Keewatinohk Inniniw Minoayawin Inc. (KIM) has released a new video called “Breathe” that will run for 30 days nationwide starting Oct. 12 as a public service announcement.
This video is the first phase of the KIM’s Immunity Wellness campaign designed to promote awareness of minoayawin, which is Cree for wellness, and to encourage northern First Nations in Manitoba to protect their loved ones by getting the flu vaccine in preparation for the influenza season.
“We aimed to deliver strength-based messaging with this video to encourage First Nations citizens on how they can best prepare for the flu season, and to protect their loved ones through getting the flu vaccine,” said Dr. Barry Lavallee, KIM’s chief executive officer in a press release.
The two-minute video features music from Darryl Buck, a musician from the Mosakahiken and Opaskwayak Cree Nations, and showcases face masks from Cynthia Boehm, a beadwork artist from Norway House. It also displays the nature and beauty of northern First Nations, while highlighting the importance of taking care of the land, one’s self, and each other.
The Immunity Wellness video was produced by CoPilot Collective. The team travelled to northern communities such as Nisichawayasihk Cree Nation, Tataskweyak Cree Nation, Troy Lake, and Thompson, capturing footage at Pisew Falls and during the closing dance of a Sundance ceremony.
“Breathe” is now available to watch on KIM’s new YouTube channel.
KIM has also created radio public service announcements in English, Cree, and Dene, which are primary languages spoken in Northern Manitoba. The announcements will be aired province-wide on NCI-FM, CHTM Arctic Radio, and various First Nations community radio stations.
“Northern First Nations have worked diligently to prepare their communities for COVID-19, and now it’s time to work together to prevent the spread of the flu,” said Manitoba Keewatinowi Okimakanak (MKO) Grand Chief Garrison Settee. “I am proud that KIM has developed a video that promotes the uptake of the flu vaccine in a way that resonates with northern First Nations and speaks to First Nations’ connection to culture, language, families, and to the land,” he added.
In collaboration with MKO, KIM has been providing informative, accurate, and consistent messaging for northern First Nations in regards to the pandemic. Both KIM and MKO are encouraging all First Nations people to get vaccinated for the flu this year.
“For a number of years, Manitoba Health has prioritized getting vaccines out to First Nations communities, so basically it’s going out as we speak and will be going out over the next period of time and then it will be up to the communities working with the health-care providers to set up options for people to receive the vaccine,” said Mike Routledge, population health medical advisor for KIM.

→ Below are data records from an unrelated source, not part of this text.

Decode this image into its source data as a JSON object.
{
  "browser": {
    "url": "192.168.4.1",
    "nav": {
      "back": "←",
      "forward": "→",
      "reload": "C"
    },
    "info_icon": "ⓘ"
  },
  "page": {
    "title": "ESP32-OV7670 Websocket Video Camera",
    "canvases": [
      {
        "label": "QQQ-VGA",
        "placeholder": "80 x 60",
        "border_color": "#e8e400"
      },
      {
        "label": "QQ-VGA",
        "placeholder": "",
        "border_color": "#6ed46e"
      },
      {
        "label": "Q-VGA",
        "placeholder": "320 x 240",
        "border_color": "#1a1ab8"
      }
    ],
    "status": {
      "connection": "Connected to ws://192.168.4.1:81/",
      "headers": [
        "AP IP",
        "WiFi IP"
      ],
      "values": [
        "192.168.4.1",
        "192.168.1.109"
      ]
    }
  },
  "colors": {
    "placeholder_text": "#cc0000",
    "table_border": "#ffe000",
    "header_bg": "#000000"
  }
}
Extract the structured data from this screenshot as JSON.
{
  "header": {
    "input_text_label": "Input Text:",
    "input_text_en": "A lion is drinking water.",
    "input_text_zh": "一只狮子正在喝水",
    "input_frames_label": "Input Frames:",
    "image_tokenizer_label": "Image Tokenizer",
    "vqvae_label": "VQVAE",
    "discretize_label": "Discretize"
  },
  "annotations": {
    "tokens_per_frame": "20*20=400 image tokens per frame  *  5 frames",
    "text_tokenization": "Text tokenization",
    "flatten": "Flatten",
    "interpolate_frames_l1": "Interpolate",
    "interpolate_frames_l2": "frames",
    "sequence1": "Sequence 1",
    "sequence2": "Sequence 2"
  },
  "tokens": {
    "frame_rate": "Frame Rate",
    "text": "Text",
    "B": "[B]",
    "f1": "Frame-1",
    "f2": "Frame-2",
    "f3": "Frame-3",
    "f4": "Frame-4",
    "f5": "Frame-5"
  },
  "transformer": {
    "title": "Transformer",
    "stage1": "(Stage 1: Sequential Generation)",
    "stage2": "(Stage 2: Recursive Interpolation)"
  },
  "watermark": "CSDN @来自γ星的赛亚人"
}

— Nicole Wong is a Local Journalism Initiative reporter who works out of the Winnipeg Sun. The Local Journalism Initiative is funded by the Government of Canada.